Communities abandoning FGM of their own volition is the fastest way to end the practice. Since 2019, the organizations Healthy Tomorrow and Sini Sanuman have worked to end female genital mutilation in Mali by changing minds. With the help of donations, they have renewed three anti-FGM billboards in Bamako and also created a TV trailer, “In the Name of Your Daughter,” which shows how Tanzanian police officers, courthouses, and safehouses protect young girls from FGM.

Despite the existence of FGM in Mali, the fact that many nearby countries in the area have banned it shows promise for the country. Hopefully, through the work of organizations like Healthy Tomorrow and Sini Sanuman, Mali will soon eliminate FGM as well.

Ana Golden
Photo: Flickr

fight against poverty in MaliMali ranks 175th out of 188 countries on the Human Development Index. Due to a complex web of social and geographical problems, more than half of the population in Mali lives below the poverty line. The combination of a harsh, unforgiving climate and severe political instability leaves Mali extremely vulnerable to the onset of poverty and food insecurity. However, in response to these conditions, organizations are entering the fight against poverty in Mali through strategies and solutions.

The State of Poverty in Mali

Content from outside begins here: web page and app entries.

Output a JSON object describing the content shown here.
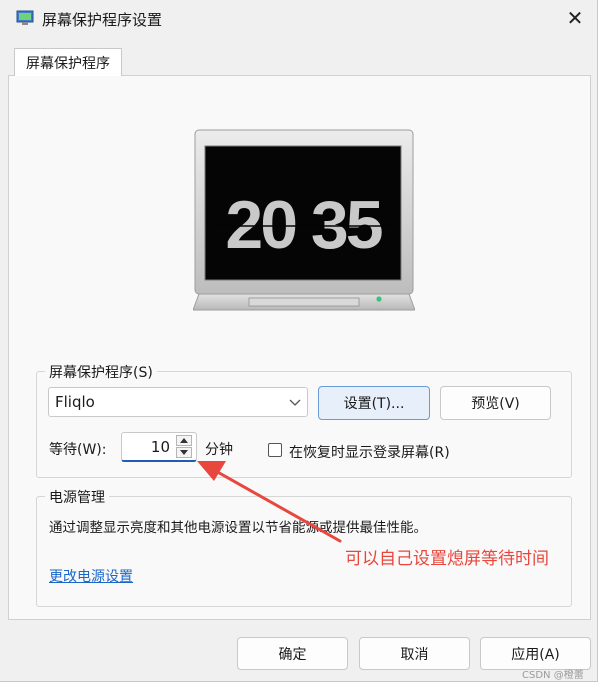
{
  "window": {
    "title": "屏幕保护程序设置",
    "close_glyph": "✕"
  },
  "tabs": [
    {
      "label": "屏幕保护程序"
    }
  ],
  "preview": {
    "clock_time": "20 35",
    "screen_color": "#050505",
    "frame_color": "#d8d8d8",
    "power_led_color": "#3ec27a"
  },
  "screensaver_group": {
    "legend": "屏幕保护程序(S)",
    "selected_screensaver": "Fliqlo",
    "settings_button": "设置(T)...",
    "preview_button": "预览(V)",
    "wait_label": "等待(W):",
    "wait_value": "10",
    "wait_unit": "分钟",
    "resume_checkbox_label": "在恢复时显示登录屏幕(R)",
    "resume_checked": false
  },
  "power_group": {
    "legend": "电源管理",
    "description": "通过调整显示亮度和其他电源设置以节省能源或提供最佳性能。",
    "link": "更改电源设置"
  },
  "footer": {
    "ok_button": "确定",
    "cancel_button": "取消",
    "apply_button": "应用(A)"
  },
  "annotation": {
    "text": "可以自己设置熄屏等待时间",
    "color": "#e8473d"
  },
  "watermark": "CSDN @橙蕾"
}
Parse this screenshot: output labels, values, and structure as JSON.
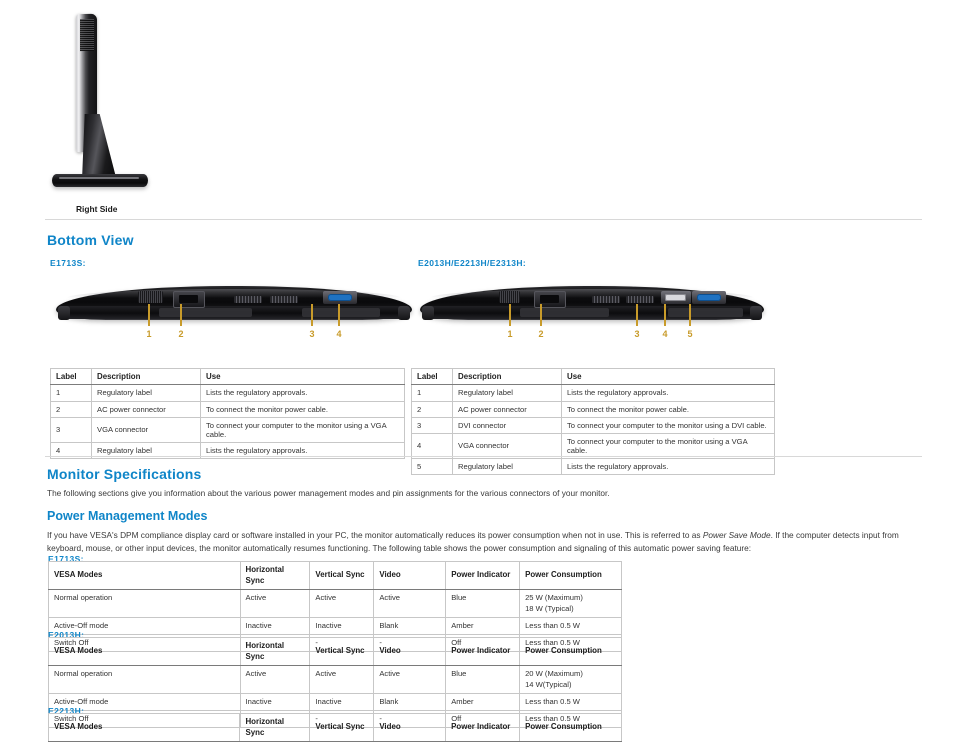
{
  "top": {
    "caption": "Right Side"
  },
  "bottom_view": {
    "heading": "Bottom View",
    "model_left": "E1713S:",
    "model_right": "E2013H/E2213H/E2313H:",
    "callouts_left": [
      "1",
      "2",
      "3",
      "4"
    ],
    "callouts_right": [
      "1",
      "2",
      "3",
      "4",
      "5"
    ],
    "table_headers": [
      "Label",
      "Description",
      "Use"
    ],
    "table_left": [
      [
        "1",
        "Regulatory label",
        "Lists the regulatory approvals."
      ],
      [
        "2",
        "AC power connector",
        "To connect the monitor power cable."
      ],
      [
        "3",
        "VGA connector",
        "To connect your computer to the monitor using a VGA cable."
      ],
      [
        "4",
        "Regulatory label",
        "Lists the regulatory approvals."
      ]
    ],
    "table_right": [
      [
        "1",
        "Regulatory label",
        "Lists the regulatory approvals."
      ],
      [
        "2",
        "AC power connector",
        "To connect the monitor power cable."
      ],
      [
        "3",
        "DVI connector",
        "To connect your computer to the monitor using a DVI cable."
      ],
      [
        "4",
        "VGA connector",
        "To connect your computer to the monitor using a VGA cable."
      ],
      [
        "5",
        "Regulatory label",
        "Lists the regulatory approvals."
      ]
    ]
  },
  "specs": {
    "heading": "Monitor Specifications",
    "intro": "The following sections give you information about the various power management modes and pin assignments for the various connectors of your monitor.",
    "power_heading": "Power Management Modes",
    "power_intro_1": "If you have VESA's DPM compliance display card or software installed in your PC, the monitor automatically reduces its power consumption when not in use. This is referred to as ",
    "power_intro_italic": "Power Save Mode",
    "power_intro_2": ". If the computer detects input from keyboard, mouse, or other input devices, the monitor automatically resumes functioning. The following table shows the power consumption and signaling of this automatic power saving feature:"
  },
  "power_tables": {
    "headers": [
      "VESA Modes",
      "Horizontal Sync",
      "Vertical Sync",
      "Video",
      "Power Indicator",
      "Power Consumption"
    ],
    "tables": [
      {
        "label": "E1713S:",
        "rows": [
          [
            "Normal operation",
            "Active",
            "Active",
            "Active",
            "Blue",
            "25 W (Maximum)\n18 W (Typical)"
          ],
          [
            "Active-Off mode",
            "Inactive",
            "Inactive",
            "Blank",
            "Amber",
            "Less than 0.5 W"
          ],
          [
            "Switch Off",
            "-",
            "-",
            "-",
            "Off",
            "Less than 0.5 W"
          ]
        ]
      },
      {
        "label": "E2013H:",
        "rows": [
          [
            "Normal operation",
            "Active",
            "Active",
            "Active",
            "Blue",
            "20 W (Maximum)\n14 W(Typical)"
          ],
          [
            "Active-Off mode",
            "Inactive",
            "Inactive",
            "Blank",
            "Amber",
            "Less than 0.5 W"
          ],
          [
            "Switch Off",
            "-",
            "-",
            "-",
            "Off",
            "Less than 0.5 W"
          ]
        ]
      },
      {
        "label": "E2213H:",
        "rows": []
      }
    ]
  },
  "colors": {
    "heading_blue": "#0f85c8",
    "callout_gold": "#c89b2a",
    "rule_gray": "#d8d8d8"
  }
}
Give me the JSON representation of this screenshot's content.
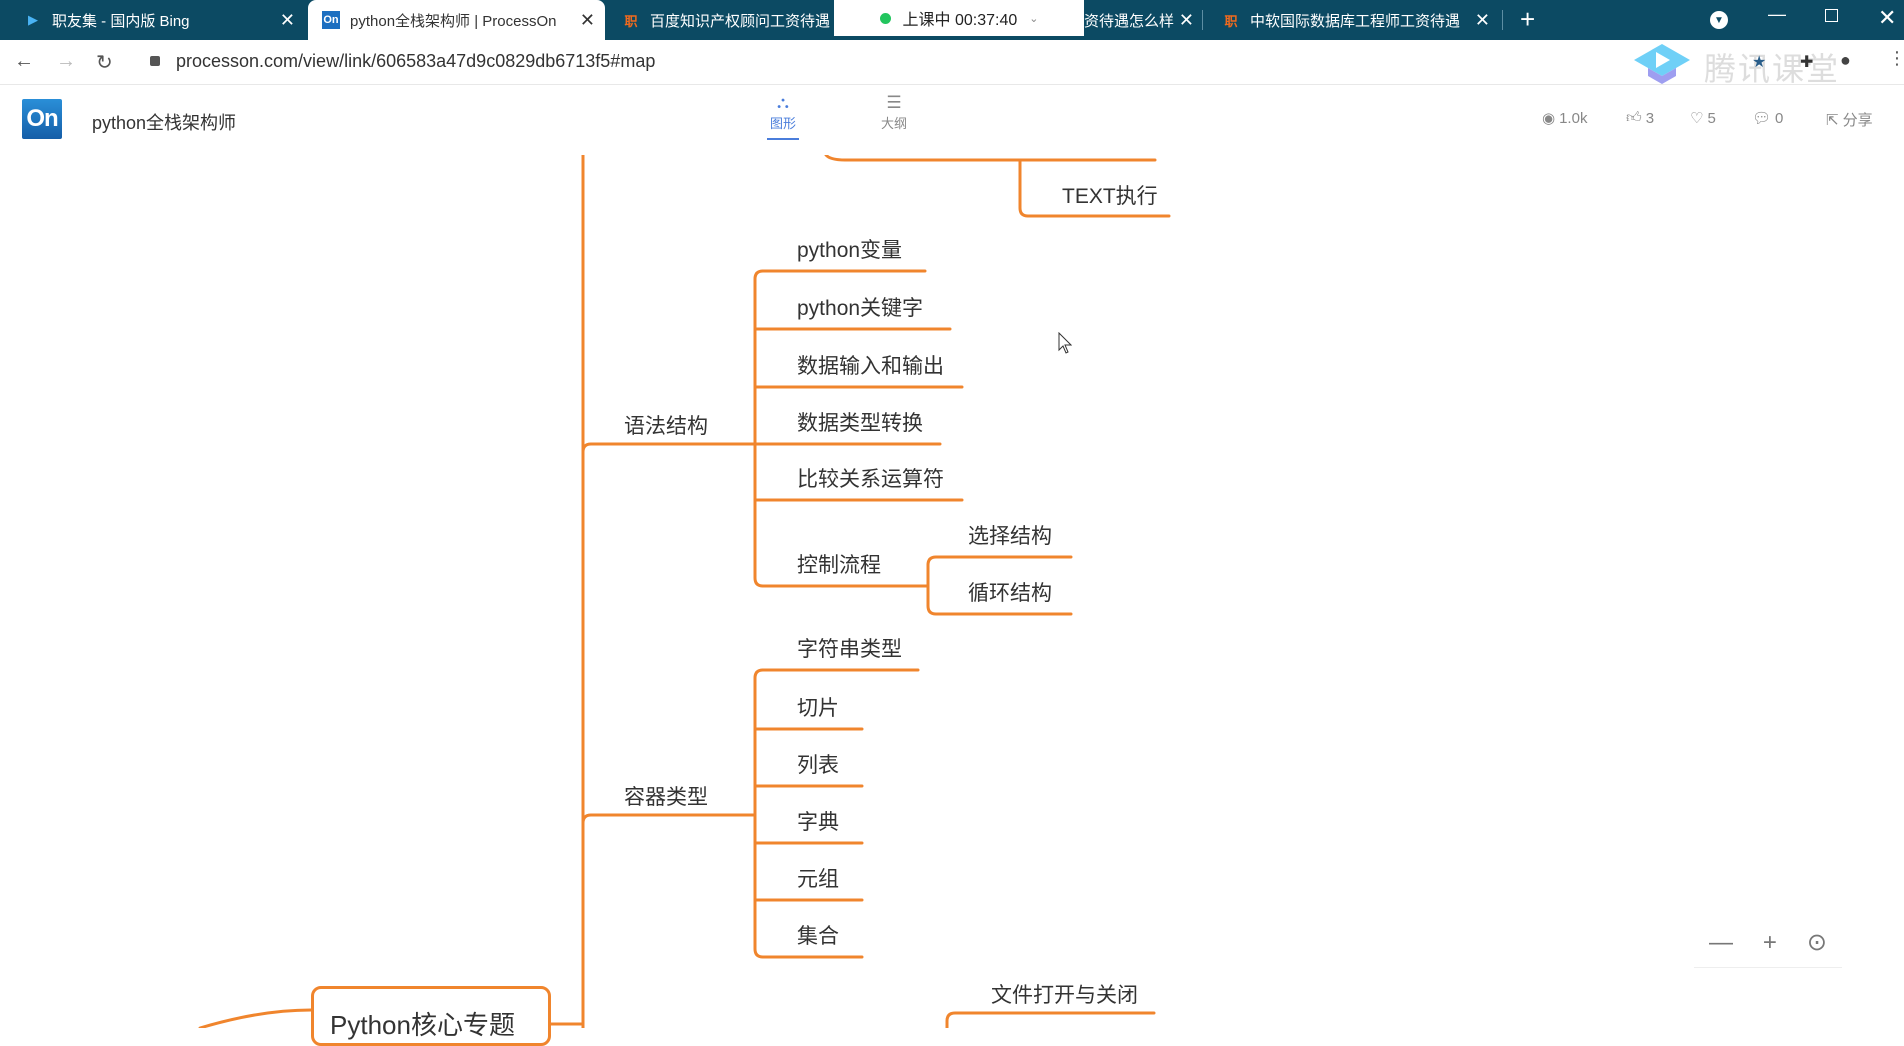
{
  "browser": {
    "tabs": [
      {
        "label": "职友集 - 国内版 Bing",
        "icon": "bing-icon",
        "active": false
      },
      {
        "label": "python全栈架构师 | ProcessOn",
        "icon": "processon-icon",
        "active": true
      },
      {
        "label": "百度知识产权顾问工资待遇",
        "icon": "zhiyouji-icon",
        "active": false
      },
      {
        "label": "资待遇怎么样",
        "icon": "",
        "active": false
      },
      {
        "label": "中软国际数据库工程师工资待遇",
        "icon": "zhiyouji-icon",
        "active": false
      }
    ],
    "tab_icon_glyph": "职",
    "class_status": "上课中 00:37:40",
    "url": "processon.com/view/link/606583a47d9c0829db6713f5#map",
    "overlay_watermark": "腾讯课堂"
  },
  "app": {
    "logo_text": "On",
    "doc_title": "python全栈架构师",
    "view_tabs": [
      {
        "label": "图形",
        "active": true
      },
      {
        "label": "大纲",
        "active": false
      }
    ],
    "stats": {
      "views": "1.0k",
      "likes": "3",
      "favorites": "5",
      "comments": "0",
      "share": "分享"
    }
  },
  "mindmap": {
    "accent_color": "#f0852d",
    "root": "Python核心专题",
    "text_exec": "TEXT执行",
    "branches": [
      {
        "label": "语法结构",
        "children": [
          "python变量",
          "python关键字",
          "数据输入和输出",
          "数据类型转换",
          "比较关系运算符",
          "控制流程"
        ],
        "control_flow_children": [
          "选择结构",
          "循环结构"
        ]
      },
      {
        "label": "容器类型",
        "children": [
          "字符串类型",
          "切片",
          "列表",
          "字典",
          "元组",
          "集合"
        ]
      }
    ],
    "file_ops": "文件打开与关闭"
  },
  "zoom_controls": {
    "minus": "—",
    "plus": "+",
    "locate": "⊙"
  }
}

Geographic complications constitute a significant source of poverty in Mali. Agriculture is the number one employer in Mali, yet roughly 65% of Mali’s geographic area is designated as desert or semi-desert. This means that most of the agricultural activity in Mali is restricted to the fertile area near the Niger River. As a result, the country is vulnerable to changes in the climate as well as natural disasters like droughts. Mali’s tenuous agricultural dependence means that food insecurity is a major issue in the country. In fact, malnutrition is the second leading cause of death in children age 5 and below.

Mali’s situation has only grown direr since 2012 when civil war broke out after a coup d’etat by insurgents. In the years since, violence has been a constant. After the initial coup, other insurgent groups like ISIS seized the opportunity to move into a volatile area, further exacerbating Mali’s problems.

Organizations Working to Address Poverty in Mali

There are several organizations working toward poverty eradication in Mali today. From foreign aid agencies to nonprofit organizations and think tanks, diverse groups are working to address poverty in Mali. The United States Agency for International Development (USAID) addresses poverty in Mali on multiple dimensions. This includes agriculture and food security; democracy and good governance; environmental changes; education; global health and climate management. USAID has had particular success employing poverty reduction strategies in the agricultural sphere. Through USAID assistance in 2018, more than 404,000 farmers in Mali were able to apply improved technologies to their agricultural practices.

In 2016, Feed the Future, the U.S. government’s global hunger and food security initiative, started the Innovation Lab for Food Security in Mali. The innovation lab conducts research on things such as the type of fertilizer farmers in Mali use and how potential innovations in agricultural technology can help fight food insecurity.

Innovations for Poverty Action

Innovations for Poverty Action (IPA) is another organization taking action to spur innovations in poverty eradication in Mali. The IPA first opened an office in Mali in 2010. However, the IPA relocated its base from Mali to Burkina Faso after the coup but remains active in Mali to this day. Much like USAID, IPA conducts research on different factors that exacerbate poverty in Mali. IPA is studying innovations in agriculture, global health and other fields to evaluate their potential utility in the fight against poverty in Mali.

The fight against poverty in Mali includes fighting political instability as well. There are several successful innovations in this area. For example, the global cybersecurity company Kaspersky expanded into West Africa in 2020. Kaspersky’s expansion will drastically improve intelligence capabilities against violent insurgent groups. With intervention from foreign aid and collective action to eradicate poverty, Mali’s future is looking brighter.

Leo Ratté
Photo: Flickr